■ **What this task involves**
Show every line of the data where the word "period" can be found.

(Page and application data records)

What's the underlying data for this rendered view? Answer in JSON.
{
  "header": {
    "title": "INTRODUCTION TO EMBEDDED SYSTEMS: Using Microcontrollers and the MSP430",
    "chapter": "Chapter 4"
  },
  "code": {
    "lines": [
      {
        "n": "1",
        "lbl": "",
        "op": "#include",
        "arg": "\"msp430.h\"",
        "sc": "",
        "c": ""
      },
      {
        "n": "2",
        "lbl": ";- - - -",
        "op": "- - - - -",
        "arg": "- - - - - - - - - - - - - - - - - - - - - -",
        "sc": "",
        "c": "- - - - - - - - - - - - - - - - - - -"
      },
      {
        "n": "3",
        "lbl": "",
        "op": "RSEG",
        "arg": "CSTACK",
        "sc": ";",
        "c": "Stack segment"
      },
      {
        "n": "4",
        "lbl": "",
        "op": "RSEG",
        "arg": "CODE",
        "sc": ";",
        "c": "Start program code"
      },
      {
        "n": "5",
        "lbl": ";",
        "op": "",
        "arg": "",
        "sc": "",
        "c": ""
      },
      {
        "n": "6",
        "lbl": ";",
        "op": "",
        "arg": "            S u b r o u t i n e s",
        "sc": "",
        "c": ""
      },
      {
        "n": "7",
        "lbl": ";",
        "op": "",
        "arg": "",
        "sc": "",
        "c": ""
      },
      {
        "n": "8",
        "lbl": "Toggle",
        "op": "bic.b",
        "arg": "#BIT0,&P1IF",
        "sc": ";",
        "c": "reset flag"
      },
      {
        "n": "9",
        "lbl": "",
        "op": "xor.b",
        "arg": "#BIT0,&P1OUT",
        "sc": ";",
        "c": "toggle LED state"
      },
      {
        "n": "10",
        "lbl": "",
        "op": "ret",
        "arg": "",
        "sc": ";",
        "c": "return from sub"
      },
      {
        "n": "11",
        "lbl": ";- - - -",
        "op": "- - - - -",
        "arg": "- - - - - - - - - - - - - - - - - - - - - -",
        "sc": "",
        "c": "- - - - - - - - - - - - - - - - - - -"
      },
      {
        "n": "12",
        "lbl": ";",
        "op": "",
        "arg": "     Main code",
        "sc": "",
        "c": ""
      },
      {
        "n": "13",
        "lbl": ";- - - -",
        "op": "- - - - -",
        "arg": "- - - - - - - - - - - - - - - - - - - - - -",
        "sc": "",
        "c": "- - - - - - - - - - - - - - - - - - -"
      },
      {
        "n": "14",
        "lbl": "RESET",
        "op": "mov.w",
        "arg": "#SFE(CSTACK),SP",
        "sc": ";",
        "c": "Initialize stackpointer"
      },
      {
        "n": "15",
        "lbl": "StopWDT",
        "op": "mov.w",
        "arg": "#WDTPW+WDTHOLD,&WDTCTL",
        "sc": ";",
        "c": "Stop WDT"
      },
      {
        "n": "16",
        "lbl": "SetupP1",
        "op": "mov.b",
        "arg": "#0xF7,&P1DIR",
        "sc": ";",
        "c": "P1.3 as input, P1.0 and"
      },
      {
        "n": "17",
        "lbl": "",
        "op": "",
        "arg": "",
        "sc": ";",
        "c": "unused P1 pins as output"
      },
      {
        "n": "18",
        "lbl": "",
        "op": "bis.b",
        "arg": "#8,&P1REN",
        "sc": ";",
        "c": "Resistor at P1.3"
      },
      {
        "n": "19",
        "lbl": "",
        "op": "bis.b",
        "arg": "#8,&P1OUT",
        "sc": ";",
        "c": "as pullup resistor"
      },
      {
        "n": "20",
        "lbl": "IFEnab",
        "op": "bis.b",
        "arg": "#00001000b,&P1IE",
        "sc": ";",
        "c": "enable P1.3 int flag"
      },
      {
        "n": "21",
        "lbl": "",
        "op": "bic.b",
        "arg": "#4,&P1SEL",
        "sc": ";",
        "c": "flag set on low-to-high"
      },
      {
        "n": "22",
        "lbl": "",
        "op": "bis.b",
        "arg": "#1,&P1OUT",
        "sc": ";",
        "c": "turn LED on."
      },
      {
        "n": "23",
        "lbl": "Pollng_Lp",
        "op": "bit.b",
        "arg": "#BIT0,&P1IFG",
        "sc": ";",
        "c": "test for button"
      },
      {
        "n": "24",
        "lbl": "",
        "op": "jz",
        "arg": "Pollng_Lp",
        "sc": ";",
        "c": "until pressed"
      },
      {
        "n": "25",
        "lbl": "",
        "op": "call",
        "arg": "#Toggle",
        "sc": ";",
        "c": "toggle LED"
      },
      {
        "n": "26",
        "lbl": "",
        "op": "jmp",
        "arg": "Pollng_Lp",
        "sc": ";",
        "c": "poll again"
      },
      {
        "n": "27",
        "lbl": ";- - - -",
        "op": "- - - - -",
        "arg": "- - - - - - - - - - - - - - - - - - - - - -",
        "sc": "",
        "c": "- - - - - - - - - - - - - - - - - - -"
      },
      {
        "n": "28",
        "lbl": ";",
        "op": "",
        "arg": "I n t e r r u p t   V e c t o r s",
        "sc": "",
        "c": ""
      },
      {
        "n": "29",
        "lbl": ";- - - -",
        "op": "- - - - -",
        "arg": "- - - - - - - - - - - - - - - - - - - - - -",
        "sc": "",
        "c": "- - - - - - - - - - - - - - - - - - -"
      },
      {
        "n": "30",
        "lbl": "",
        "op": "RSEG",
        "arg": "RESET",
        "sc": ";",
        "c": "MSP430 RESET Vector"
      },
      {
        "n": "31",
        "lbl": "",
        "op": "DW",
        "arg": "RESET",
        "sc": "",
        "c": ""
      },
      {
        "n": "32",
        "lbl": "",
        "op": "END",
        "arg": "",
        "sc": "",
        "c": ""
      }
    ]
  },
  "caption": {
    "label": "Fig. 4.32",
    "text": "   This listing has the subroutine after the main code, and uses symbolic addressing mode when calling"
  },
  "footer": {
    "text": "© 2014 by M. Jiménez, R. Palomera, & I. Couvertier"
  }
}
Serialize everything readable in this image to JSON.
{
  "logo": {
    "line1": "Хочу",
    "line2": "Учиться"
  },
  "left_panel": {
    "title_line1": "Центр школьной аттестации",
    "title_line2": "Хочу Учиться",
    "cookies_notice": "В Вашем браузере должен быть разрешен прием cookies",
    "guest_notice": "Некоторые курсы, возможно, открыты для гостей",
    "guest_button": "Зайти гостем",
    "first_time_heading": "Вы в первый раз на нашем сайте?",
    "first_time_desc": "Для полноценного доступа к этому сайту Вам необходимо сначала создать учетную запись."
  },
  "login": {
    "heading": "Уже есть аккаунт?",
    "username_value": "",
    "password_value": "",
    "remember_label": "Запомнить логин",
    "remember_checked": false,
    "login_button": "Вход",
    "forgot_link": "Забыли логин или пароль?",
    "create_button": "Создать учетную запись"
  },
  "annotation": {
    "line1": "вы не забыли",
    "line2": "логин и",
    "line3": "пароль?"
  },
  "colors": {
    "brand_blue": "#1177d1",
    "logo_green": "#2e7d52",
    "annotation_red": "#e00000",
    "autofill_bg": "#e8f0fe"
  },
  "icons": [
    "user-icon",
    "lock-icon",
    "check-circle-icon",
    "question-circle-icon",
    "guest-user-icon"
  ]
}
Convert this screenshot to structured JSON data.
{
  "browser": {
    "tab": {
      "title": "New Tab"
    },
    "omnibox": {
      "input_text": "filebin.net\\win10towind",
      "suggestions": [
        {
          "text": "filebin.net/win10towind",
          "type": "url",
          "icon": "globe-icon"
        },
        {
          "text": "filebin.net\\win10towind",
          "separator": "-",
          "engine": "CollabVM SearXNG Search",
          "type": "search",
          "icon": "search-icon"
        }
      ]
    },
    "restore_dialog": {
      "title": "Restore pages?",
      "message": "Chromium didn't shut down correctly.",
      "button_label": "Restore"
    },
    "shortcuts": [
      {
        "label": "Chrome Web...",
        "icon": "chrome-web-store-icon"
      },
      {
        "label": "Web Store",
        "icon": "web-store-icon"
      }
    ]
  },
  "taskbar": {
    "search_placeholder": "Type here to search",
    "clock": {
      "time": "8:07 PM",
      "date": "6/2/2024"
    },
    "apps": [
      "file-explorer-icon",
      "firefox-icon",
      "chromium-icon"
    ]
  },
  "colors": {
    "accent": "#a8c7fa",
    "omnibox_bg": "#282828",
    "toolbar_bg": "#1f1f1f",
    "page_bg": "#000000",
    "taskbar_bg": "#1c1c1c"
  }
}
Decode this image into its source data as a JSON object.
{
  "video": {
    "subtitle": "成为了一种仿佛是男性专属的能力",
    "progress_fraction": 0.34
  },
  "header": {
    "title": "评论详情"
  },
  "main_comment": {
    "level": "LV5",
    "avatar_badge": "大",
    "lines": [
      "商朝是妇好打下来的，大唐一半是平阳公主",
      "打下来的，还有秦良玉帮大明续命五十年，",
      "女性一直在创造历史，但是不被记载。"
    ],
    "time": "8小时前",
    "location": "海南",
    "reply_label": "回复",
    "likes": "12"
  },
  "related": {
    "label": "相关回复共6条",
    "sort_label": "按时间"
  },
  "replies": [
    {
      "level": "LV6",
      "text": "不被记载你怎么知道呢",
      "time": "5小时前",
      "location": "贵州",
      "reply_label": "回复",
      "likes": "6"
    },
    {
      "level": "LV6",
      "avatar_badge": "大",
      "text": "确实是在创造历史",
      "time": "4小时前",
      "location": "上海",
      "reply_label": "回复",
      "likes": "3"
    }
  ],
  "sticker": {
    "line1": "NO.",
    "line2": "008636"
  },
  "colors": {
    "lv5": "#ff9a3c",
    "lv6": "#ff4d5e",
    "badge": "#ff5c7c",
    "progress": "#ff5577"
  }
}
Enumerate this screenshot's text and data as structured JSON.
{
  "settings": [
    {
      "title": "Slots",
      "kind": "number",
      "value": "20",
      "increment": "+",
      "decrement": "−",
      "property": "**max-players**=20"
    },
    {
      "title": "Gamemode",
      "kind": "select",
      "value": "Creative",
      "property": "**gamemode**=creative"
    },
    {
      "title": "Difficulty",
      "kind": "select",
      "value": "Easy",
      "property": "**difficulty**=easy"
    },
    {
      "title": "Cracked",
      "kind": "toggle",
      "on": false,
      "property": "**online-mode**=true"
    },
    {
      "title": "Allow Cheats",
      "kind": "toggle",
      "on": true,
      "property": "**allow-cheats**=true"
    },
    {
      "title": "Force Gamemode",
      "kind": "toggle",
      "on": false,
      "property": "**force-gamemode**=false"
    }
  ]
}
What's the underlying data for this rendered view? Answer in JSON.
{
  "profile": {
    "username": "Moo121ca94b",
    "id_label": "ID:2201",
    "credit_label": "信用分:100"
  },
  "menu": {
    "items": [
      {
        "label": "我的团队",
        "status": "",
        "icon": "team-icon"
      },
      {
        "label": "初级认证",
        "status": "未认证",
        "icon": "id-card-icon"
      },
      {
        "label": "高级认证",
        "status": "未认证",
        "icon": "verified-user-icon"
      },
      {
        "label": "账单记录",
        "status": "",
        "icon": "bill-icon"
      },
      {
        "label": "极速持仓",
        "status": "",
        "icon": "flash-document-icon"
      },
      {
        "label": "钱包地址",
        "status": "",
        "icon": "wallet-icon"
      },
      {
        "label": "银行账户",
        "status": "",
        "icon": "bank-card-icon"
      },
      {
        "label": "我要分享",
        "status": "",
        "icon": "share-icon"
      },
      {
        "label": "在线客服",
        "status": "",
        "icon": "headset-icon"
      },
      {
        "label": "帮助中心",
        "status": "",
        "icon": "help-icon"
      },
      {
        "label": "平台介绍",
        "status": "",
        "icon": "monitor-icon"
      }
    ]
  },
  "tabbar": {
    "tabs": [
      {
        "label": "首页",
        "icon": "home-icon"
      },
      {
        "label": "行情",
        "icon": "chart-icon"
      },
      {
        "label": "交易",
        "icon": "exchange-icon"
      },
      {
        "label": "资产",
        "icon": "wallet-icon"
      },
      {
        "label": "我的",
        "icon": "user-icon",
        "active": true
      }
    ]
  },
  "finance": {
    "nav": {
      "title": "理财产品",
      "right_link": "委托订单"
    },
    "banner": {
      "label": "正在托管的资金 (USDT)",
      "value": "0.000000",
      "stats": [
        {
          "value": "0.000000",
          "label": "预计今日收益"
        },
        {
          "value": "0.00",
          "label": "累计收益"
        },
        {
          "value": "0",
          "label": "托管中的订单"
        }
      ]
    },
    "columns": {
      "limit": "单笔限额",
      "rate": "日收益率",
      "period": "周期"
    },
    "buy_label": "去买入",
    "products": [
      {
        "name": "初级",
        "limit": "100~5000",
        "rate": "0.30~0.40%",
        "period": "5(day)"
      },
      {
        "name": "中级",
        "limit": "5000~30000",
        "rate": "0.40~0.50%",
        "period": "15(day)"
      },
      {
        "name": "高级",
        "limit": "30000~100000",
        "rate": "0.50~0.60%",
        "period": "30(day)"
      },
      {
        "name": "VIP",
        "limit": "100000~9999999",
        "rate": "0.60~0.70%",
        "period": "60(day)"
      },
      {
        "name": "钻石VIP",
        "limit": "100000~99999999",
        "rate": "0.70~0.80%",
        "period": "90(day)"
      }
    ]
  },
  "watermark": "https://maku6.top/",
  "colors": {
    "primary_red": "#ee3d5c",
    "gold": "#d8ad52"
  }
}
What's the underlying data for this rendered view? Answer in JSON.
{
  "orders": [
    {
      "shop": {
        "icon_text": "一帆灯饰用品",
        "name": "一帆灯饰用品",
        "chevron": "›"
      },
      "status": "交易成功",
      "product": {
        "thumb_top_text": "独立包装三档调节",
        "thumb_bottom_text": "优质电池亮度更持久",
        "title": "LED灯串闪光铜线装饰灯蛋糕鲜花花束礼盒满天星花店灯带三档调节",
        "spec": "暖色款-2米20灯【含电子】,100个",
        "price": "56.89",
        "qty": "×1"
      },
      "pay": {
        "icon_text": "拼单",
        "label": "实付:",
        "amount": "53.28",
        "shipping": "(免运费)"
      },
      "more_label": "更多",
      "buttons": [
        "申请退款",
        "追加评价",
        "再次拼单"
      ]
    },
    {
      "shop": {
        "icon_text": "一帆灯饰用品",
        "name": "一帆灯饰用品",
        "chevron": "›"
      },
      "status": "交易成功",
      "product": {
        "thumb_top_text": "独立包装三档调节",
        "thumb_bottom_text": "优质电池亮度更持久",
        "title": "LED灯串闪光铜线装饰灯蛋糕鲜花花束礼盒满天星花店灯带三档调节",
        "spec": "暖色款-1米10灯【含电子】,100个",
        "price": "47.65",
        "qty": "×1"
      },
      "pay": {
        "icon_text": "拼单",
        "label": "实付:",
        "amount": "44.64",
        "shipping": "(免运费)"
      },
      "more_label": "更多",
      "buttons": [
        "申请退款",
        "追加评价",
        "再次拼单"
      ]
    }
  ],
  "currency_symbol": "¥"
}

■ **Task solution**
      "period": "周期"
        "period": "5(day)"
        "period": "15(day)"
        "period": "30(day)"
        "period": "60(day)"
        "period": "90(day)"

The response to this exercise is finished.